Amid anxieties over the prospect of nuclear disaster, we should pause and mourn the thousands of dead in Japan
The world has properly focused on the uncertain fate of the crippled nuclear reactors at the Fukushima Daiichi power plant in northeast Japan. With this fast-moving story still unfolding, we have all struggled to understand the current and future risk of radiation release to the environment, as well as possible short and long-term impact on human health, both to workers, local residents, and perhaps those beyond local borders. Like the word "cancer," the association of the words "nuclear" and "meltdown" strikes an emotional chord in people around the globe. But we don't yet know, and may not know for weeks to come, the true magnitude of the technical problems or the degree of human exposure to radiation.
But what we do know now is that thousands of people have died as a result of the earthquake and tsunami, with officials saying that the death toll could be in the "tens of thousands" (a number that would dwarf the 6,000 who died in the 1995 Kobe earthquake). Just yesterday came the news that more than 1,000 bodies washed ashore. Towns have been erased; hundreds of thousands are homeless; food and water are in short supply; at least a million and a half households are without electricity. Families have been ripped apart; children or parents have disappeared; the comfort of neighborhood and community swept away. All in a matter of minutes.
This is an unimaginable tragedy. But the tyranny of numbers makes it hard for us even to begin to understand on a human level what has happened. Thousands dead in Japan; 50 million killed in World War II in Europe; 3,000 dead on 9/11; even 400 dead in a plane crash: It's difficult to connect with the reality that each of these people, just like us, had a family and hopes and dreams and problems and challenges--and a life.

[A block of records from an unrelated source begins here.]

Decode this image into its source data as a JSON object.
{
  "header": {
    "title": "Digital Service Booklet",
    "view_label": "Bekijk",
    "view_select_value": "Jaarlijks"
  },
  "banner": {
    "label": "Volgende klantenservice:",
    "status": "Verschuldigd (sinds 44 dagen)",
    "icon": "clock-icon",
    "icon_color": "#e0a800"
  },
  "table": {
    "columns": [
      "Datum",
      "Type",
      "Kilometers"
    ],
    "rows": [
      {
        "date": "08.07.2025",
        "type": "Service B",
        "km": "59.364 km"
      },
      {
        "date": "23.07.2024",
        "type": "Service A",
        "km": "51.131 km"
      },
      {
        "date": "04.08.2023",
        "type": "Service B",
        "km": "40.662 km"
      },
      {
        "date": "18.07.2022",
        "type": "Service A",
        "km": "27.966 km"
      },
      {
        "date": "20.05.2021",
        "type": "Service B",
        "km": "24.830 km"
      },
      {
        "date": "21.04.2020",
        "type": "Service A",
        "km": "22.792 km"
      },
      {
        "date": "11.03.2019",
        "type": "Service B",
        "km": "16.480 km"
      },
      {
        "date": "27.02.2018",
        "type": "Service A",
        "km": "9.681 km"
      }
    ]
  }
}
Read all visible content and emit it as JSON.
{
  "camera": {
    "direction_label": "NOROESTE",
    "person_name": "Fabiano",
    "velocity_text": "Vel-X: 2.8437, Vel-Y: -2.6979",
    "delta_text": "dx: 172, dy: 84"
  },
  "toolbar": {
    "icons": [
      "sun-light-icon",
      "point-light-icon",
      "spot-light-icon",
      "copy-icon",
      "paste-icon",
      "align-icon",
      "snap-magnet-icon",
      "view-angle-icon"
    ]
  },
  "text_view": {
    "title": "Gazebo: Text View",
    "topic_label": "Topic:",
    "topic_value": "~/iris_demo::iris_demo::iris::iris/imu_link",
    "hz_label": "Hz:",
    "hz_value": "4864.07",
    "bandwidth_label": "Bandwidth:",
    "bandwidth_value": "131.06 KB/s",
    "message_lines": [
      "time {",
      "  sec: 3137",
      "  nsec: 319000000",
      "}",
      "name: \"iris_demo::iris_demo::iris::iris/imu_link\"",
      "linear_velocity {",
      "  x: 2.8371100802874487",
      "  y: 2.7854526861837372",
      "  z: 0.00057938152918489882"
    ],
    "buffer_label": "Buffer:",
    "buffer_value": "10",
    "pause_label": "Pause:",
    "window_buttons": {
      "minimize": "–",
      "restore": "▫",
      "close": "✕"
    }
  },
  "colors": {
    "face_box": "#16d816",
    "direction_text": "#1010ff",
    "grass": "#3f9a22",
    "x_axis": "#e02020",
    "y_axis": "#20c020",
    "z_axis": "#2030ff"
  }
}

We need someone to tell the stories of the dead. Yet this is not possible now in a fast-moving news cycle where the focus is more on the technological, social, political, and economic implications for the future. In time, writers will help us understand some of the people who were taken away by a towering wall of water.
But for now, even as we worry about the fate of Japan's nuclear plants, the best we can do is to stop for a moment and imagine. Not just to memorialize faceless dead, to mourn individuals who lived a culture and an ocean away, yet with whom we share a common humanity--to stop for a moment and to imagine who they were as people.
Photo: A body, covered in a blanket, lies in the rubble of a destroyed neighborhood as firefighters search the area in Sendai, Miyagi Prefecture, northeastern Japan. By AP/David Guttenfelder